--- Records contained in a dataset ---

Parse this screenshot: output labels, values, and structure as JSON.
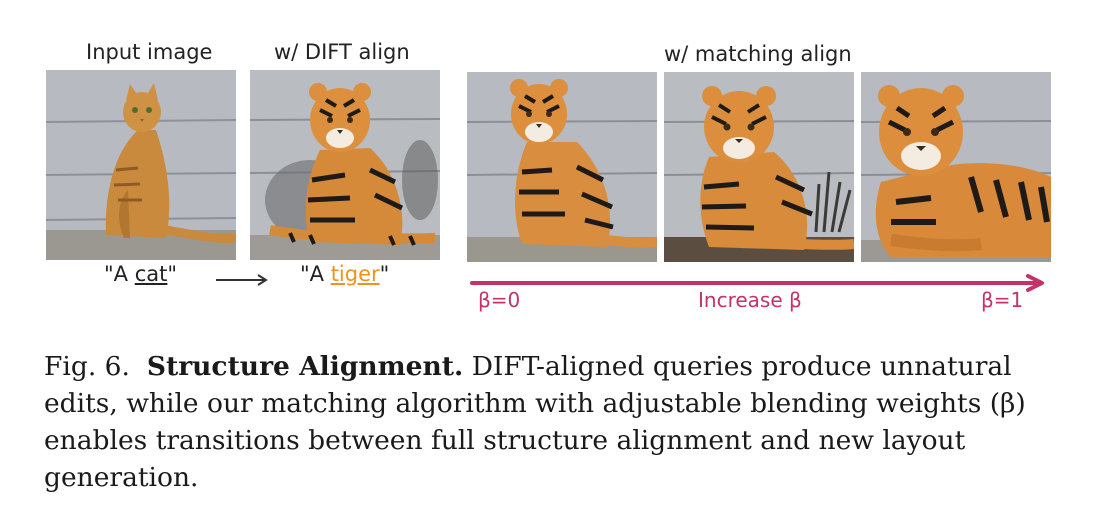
{
  "figure": {
    "headers": {
      "input": "Input image",
      "dift": "w/ DIFT align",
      "matching": "w/ matching align"
    },
    "prompts": {
      "source_prefix": "\"A ",
      "source_word": "cat",
      "source_suffix": "\"",
      "target_prefix": "\"A ",
      "target_word": "tiger",
      "target_suffix": "\""
    },
    "beta_axis": {
      "start": "β=0",
      "middle": "Increase β",
      "end": "β=1"
    },
    "colors": {
      "accent_pink": "#c2336a",
      "accent_orange": "#f0921e"
    },
    "panels": [
      {
        "name": "input-cat-image",
        "subject": "cat"
      },
      {
        "name": "dift-tiger-image",
        "subject": "tiger"
      },
      {
        "name": "matching-tiger-beta0-image",
        "subject": "tiger"
      },
      {
        "name": "matching-tiger-beta-mid-image",
        "subject": "tiger"
      },
      {
        "name": "matching-tiger-beta1-image",
        "subject": "tiger"
      }
    ]
  },
  "caption": {
    "label": "Fig. 6.",
    "title": "Structure Alignment.",
    "text": "DIFT-aligned queries produce unnatural edits, while our matching algorithm with adjustable blending weights (β) enables transitions between full structure alignment and new layout generation."
  }
}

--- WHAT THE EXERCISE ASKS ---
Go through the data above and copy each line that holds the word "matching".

--- EXERCISE OUTPUT ---
      "matching": "w/ matching align"
        "name": "matching-tiger-beta0-image",
        "name": "matching-tiger-beta-mid-image",
        "name": "matching-tiger-beta1-image",
    "text": "DIFT-aligned queries produce unnatural edits, while our matching algorithm with adjustable blending weights (β) enables transitions between full structure alignment and new layout generation."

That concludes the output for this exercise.